*Instructions to follow*
Your reply should reproduce each line below exactly and carry none of the pictures.

[Data excerpts]
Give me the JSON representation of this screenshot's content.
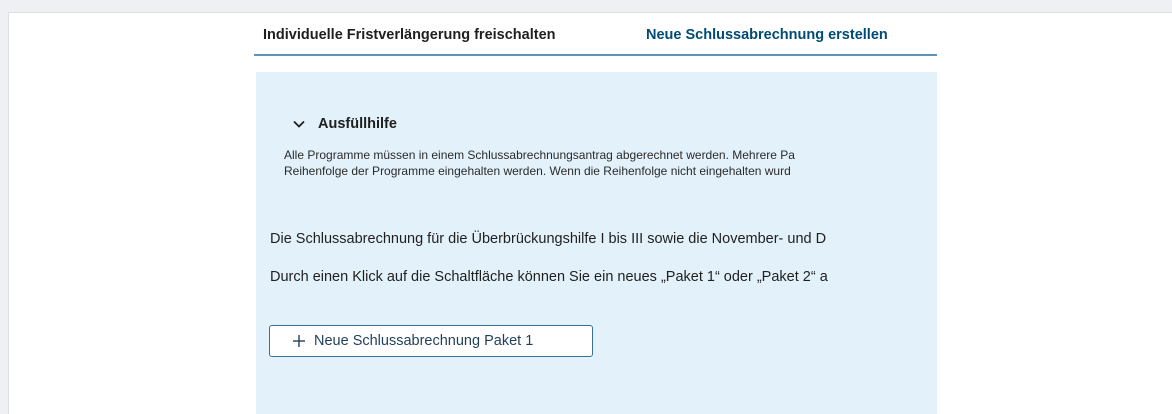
{
  "tabs": {
    "unlock_label": "Individuelle Fristverlängerung freischalten",
    "new_label": "Neue Schlussabrechnung erstellen"
  },
  "helper": {
    "title": "Ausfüllhilfe",
    "icon": "chevron-down-icon",
    "line1": "Alle Programme müssen in einem Schlussabrechnungsantrag abgerechnet werden. Mehrere Pa",
    "line2": "Reihenfolge der Programme eingehalten werden. Wenn die Reihenfolge nicht eingehalten wurd"
  },
  "main": {
    "paragraph1": "Die Schlussabrechnung für die Überbrückungshilfe I bis III sowie die November- und D",
    "paragraph2": "Durch einen Klick auf die Schaltfläche können Sie ein neues „Paket 1“ oder „Paket 2“ a",
    "button": {
      "label": "Neue Schlussabrechnung Paket 1",
      "icon": "plus-icon"
    }
  },
  "colors": {
    "panel_bg": "#e3f2fa",
    "link": "#004b76",
    "tab_underline": "#5e94b6",
    "button_border": "#3a6f95"
  }
}
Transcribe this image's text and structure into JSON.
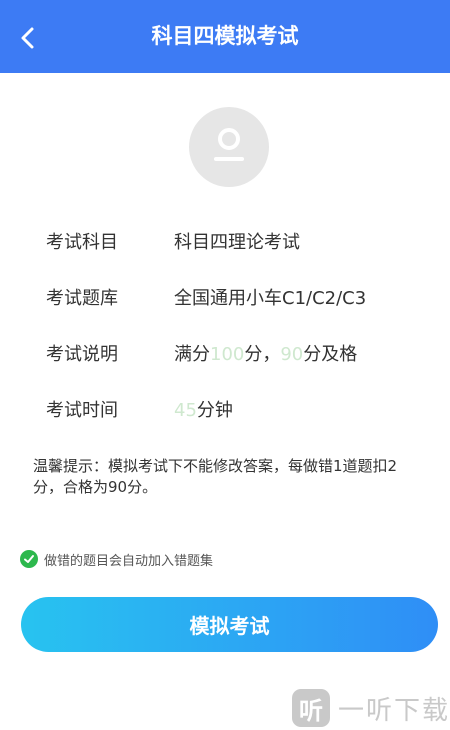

*Exercise result*
Give me the JSON representation of this screenshot's content.
{
  "tabs": {
    "unlock_label": "Individuelle Fristverlängerung freischalten",
    "new_label": "Neue Schlussabrechnung erstellen"
  },
  "helper": {
    "title": "Ausfüllhilfe",
    "icon": "chevron-down-icon",
    "line1": "Alle Programme müssen in einem Schlussabrechnungsantrag abgerechnet werden. Mehrere Pa",
    "line2": "Reihenfolge der Programme eingehalten werden. Wenn die Reihenfolge nicht eingehalten wurd"
  },
  "main": {
    "paragraph1": "Die Schlussabrechnung für die Überbrückungshilfe I bis III sowie die November- und D",
    "paragraph2": "Durch einen Klick auf die Schaltfläche können Sie ein neues „Paket 1“ oder „Paket 2“ a",
    "button": {
      "label": "Neue Schlussabrechnung Paket 1",
      "icon": "plus-icon"
    }
  },
  "colors": {
    "panel_bg": "#e3f2fa",
    "link": "#004b76",
    "tab_underline": "#5e94b6",
    "button_border": "#3a6f95"
  }
}
Transcribe this image's text and structure into JSON.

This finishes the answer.